● Exercise:
Select from the records below every line that has the word "screenshot" in it.

Source data:
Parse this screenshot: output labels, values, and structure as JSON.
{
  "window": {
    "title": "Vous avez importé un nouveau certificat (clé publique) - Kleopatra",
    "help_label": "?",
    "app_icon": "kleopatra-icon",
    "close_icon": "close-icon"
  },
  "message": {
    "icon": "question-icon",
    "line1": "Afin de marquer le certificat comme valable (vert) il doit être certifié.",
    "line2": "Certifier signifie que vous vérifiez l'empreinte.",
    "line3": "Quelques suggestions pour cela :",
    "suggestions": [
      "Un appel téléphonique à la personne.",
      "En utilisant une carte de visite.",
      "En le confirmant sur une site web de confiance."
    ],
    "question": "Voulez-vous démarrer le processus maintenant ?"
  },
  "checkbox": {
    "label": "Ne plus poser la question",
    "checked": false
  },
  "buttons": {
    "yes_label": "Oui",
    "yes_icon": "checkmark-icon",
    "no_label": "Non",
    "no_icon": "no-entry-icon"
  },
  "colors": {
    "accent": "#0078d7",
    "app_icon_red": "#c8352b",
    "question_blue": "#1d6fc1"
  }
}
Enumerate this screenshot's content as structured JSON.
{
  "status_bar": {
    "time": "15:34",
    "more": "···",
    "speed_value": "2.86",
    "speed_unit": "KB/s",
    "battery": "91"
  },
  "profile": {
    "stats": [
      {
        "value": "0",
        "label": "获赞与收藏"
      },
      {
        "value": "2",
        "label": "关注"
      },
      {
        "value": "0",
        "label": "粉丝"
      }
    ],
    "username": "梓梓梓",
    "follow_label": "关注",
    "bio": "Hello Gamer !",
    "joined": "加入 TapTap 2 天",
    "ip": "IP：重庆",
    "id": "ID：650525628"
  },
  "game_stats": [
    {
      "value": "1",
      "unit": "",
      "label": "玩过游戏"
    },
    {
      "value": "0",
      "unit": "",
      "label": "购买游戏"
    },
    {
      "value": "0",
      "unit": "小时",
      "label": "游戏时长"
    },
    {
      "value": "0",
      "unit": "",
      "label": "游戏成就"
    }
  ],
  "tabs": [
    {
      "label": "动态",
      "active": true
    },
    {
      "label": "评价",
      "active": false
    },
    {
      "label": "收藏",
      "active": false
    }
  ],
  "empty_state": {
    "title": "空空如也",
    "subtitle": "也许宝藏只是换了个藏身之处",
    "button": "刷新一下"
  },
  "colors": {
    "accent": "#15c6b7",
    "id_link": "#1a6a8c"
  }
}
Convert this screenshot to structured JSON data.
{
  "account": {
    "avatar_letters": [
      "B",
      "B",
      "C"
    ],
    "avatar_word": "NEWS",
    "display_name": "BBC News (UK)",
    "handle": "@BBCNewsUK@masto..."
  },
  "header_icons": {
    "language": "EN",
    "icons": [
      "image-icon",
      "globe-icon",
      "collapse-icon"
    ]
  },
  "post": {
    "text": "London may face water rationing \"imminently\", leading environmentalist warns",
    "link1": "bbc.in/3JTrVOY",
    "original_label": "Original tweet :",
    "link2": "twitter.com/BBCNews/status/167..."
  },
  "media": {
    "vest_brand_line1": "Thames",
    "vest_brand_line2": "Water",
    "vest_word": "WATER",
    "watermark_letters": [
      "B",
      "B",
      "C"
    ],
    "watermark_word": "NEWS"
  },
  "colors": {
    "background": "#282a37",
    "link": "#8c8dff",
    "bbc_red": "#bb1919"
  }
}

● Completed exercise:
Parse this screenshot: output labels, values, and structure as JSON.
Enumerate this screenshot's content as structured JSON.
Convert this screenshot to structured JSON data.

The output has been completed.